“What are you doing?” I whispered, but he didn’t answer until one of the other boys said it too, sounding small and scared.
“What is that? What’s she got around her neck?”
Fisher tugged at my collar, unfastening the knot. “I don’t know, but it looks like one hell of a trickbag.”
The third boy spoke from farther off, and if I’d thought he sounded scared before, it was nothing compared to how his voice wavered and cracked now. “Then don’t
with it. You don’t know what kind of craft is on that thing.”
Fisher laughed that short, dog-bark laugh again and put the twist of cloth into my hand, closing my fingers around it. “The kind that can keep a girl shut up in a basement for God knows
long, and she lives.”
, Fisher! Just—what are we going to do?”
“I’m taking her down to the Blackwood place.”
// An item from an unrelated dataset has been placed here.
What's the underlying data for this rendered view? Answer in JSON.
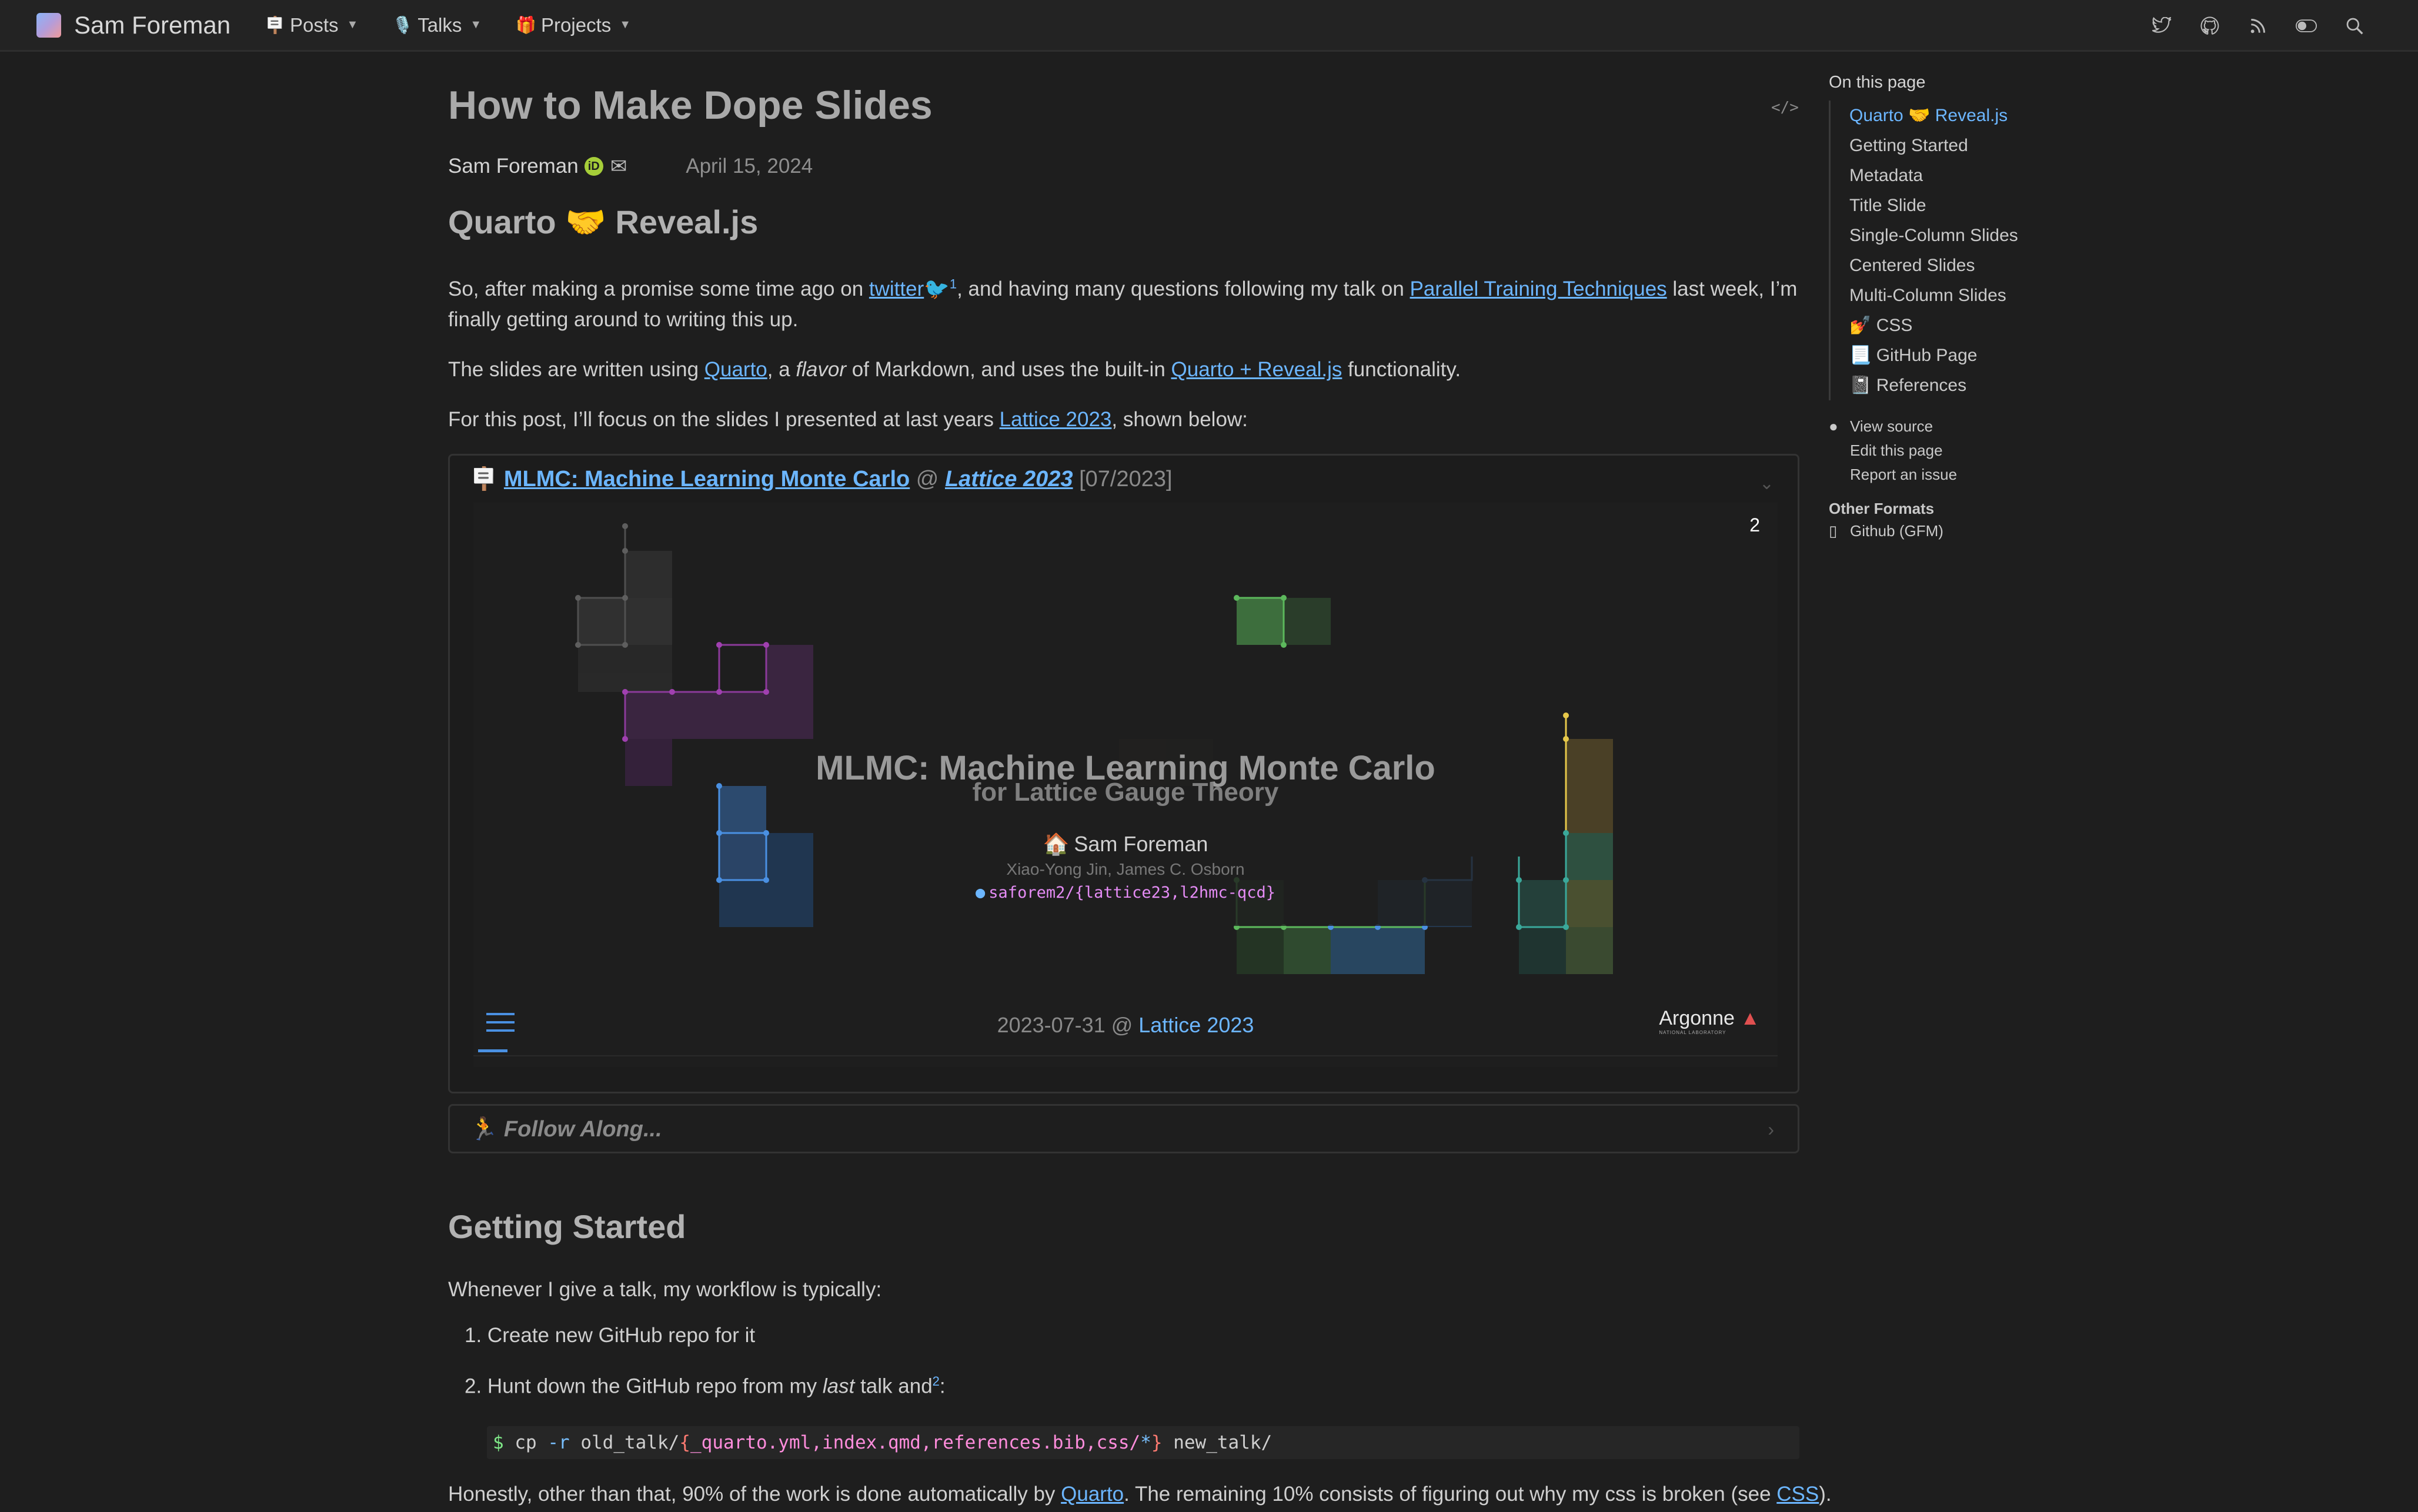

Right away, the other two began to argue, talking over each other. “No, no way. You can’t go messing with hexers and fiends. It’s no business of Myloria Blackwood’s that we found some crooked girl down in some burned-out house.”
Fisher slid his hands underneath my back. “It’s Myloria’s sister that lived out here, and by my count, that
it her business. So I’m taking this one down there, and if you’re going to help, then help. If you’re not, you can find your own way home.”
Without another word, he scooped me up, one arm hooked at my knees and the other around my waist. When he lifted me, the shoulder of my nightgown split wider. The air felt damp and cool against my skin.
“Here,” he said, jostling me higher against his chest. “Grab on around my neck.”
“Why don’t they like me?” I whispered, getting my arms up, feeling around for his shoulder. “What’s wrong with me? I never did anything to anyone.”
Fisher was quiet for a second and when he answered, he sounded strange.
“It’s not your fault,” he said. “They’re just nervous about how your eyes are sewed shut.”